The Explosion Set to Reach 7,000,000,000

Article excerpt

As the global population increases, so does the number of mouths to feed. The good news is that, in addison to providing food, innovations in sustainable agriculture can provide a solution to many of the challenges that a growing population presents.

"Agriculture is emerging as a solution to mitigating climate change, reducing public health problems and costs, making cities more livable, and creating jobs in a stagnant global economy," asserts Danielle Nierenberg, senior researcher and codirector of Worldwatch Institute's Nourishing the Planet project, a two-year evaluation of environmentally sustainable agricultural innovations to alleviate hunger.

This year, the world's population will hit 7,000,000,000, according to the United Nations. Not even demographers can forecast how many people will be added to world population over the coming century, notes Robert Engelman, executive director of Worldwatch, Washington, D.C. As more women and their partners gain access to reproductive health services and manage their own childbearing, average family size has fallen significantly in recent decades and could continue to do so, assuming expanded support for reproductive health and improvements in women's autonomy and status.

The likelihood of continued population growth for some time, however, remains high--and that will add to the need to harness the ingenuity of human beings to sustain the planet and its people. "We'll have to learn how to moderate our consumption of materials and energy and to jumpstart new technologies that conserve them," Engelman indicates. Innovations in farming will be among the most important: with planning, agriculture not only can operate as a less-consumptive industry, but one that works in harmony with the environment. Declares Nierenberg, "Everyone is in this together in more ways than one."

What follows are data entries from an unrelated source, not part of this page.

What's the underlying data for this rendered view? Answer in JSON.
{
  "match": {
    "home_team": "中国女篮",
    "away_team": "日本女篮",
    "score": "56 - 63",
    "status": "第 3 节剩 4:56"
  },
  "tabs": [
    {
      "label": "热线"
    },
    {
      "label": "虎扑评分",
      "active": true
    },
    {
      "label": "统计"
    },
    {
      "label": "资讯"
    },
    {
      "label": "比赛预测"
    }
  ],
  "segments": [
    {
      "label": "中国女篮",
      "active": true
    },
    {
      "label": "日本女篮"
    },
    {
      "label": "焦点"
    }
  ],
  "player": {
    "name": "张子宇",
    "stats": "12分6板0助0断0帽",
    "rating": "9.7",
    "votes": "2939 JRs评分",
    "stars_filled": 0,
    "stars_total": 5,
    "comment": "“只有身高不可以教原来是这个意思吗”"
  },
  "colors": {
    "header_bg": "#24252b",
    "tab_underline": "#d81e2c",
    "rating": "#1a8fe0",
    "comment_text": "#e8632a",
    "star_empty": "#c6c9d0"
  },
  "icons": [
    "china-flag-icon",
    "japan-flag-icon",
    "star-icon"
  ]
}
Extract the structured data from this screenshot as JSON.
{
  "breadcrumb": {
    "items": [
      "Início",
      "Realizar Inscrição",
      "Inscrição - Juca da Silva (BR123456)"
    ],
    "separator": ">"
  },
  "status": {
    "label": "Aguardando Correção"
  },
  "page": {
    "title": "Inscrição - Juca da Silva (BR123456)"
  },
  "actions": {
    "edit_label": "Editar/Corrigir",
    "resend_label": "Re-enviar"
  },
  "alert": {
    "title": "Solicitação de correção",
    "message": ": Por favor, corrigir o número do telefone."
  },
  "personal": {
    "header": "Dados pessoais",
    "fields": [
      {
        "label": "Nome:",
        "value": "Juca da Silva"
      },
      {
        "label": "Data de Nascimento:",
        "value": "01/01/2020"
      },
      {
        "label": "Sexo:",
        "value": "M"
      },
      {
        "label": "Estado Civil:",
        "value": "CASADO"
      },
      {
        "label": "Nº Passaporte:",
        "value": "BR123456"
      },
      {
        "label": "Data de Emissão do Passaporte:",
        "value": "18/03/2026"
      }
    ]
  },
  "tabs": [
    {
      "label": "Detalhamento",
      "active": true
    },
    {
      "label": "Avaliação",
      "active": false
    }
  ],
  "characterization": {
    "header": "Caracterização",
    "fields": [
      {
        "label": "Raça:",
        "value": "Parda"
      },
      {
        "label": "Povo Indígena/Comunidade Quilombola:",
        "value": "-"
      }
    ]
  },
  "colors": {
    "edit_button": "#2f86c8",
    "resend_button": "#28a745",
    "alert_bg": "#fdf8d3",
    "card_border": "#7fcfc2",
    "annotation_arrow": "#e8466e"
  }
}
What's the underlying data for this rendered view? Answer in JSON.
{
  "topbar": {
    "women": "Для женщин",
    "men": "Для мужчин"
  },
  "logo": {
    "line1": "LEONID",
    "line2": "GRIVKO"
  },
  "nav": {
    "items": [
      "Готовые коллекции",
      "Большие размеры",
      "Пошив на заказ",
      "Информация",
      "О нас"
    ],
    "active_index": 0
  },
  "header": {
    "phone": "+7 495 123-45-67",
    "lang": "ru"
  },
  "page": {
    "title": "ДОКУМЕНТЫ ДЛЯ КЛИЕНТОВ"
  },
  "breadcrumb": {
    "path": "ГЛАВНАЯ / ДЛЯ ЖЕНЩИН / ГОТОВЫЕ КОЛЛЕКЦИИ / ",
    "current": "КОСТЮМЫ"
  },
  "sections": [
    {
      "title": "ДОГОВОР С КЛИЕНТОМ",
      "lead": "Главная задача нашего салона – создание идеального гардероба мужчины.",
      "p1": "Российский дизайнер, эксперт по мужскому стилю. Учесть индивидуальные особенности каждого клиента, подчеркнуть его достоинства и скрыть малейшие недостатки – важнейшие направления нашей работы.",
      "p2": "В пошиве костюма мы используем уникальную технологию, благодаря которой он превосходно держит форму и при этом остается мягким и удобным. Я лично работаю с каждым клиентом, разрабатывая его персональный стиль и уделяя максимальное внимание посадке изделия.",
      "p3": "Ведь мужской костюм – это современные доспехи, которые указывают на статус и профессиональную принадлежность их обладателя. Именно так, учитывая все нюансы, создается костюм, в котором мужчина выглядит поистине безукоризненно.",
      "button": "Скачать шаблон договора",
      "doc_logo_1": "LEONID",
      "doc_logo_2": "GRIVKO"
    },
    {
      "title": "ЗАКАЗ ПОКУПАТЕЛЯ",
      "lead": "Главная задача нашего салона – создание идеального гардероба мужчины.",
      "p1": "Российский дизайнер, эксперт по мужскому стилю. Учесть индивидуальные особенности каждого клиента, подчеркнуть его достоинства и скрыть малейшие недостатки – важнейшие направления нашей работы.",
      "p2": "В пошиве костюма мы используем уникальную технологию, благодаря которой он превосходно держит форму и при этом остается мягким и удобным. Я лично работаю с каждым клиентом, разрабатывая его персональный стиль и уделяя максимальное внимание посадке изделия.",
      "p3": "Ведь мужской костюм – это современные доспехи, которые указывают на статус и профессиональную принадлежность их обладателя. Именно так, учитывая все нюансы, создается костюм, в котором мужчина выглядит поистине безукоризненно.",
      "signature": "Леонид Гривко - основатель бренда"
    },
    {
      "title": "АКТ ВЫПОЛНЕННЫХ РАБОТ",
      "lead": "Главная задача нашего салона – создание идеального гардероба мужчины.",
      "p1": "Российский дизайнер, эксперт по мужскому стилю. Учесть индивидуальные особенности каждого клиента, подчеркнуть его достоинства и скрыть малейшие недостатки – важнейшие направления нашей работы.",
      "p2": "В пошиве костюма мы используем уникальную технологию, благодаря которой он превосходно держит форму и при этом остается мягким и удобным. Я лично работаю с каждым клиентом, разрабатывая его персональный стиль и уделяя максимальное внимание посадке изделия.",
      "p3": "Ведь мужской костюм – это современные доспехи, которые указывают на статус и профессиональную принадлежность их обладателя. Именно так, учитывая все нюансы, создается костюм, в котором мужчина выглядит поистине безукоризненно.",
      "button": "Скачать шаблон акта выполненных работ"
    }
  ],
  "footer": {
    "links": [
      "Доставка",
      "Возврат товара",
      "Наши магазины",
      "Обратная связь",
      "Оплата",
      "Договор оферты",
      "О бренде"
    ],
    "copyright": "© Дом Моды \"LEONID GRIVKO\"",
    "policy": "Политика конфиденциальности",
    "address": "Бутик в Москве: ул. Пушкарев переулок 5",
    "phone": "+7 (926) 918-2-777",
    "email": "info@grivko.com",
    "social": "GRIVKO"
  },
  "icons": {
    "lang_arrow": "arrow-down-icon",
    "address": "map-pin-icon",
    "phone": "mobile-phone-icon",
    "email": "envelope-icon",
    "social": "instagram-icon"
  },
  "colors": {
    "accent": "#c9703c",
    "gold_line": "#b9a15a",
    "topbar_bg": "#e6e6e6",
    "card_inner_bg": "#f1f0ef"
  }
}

The UN predicts that 65% of the global population will live in cities by 2050. Urban agriculture provides an increasing number of city residents with fruits and vegetables, leading to improved nutrition and food security. …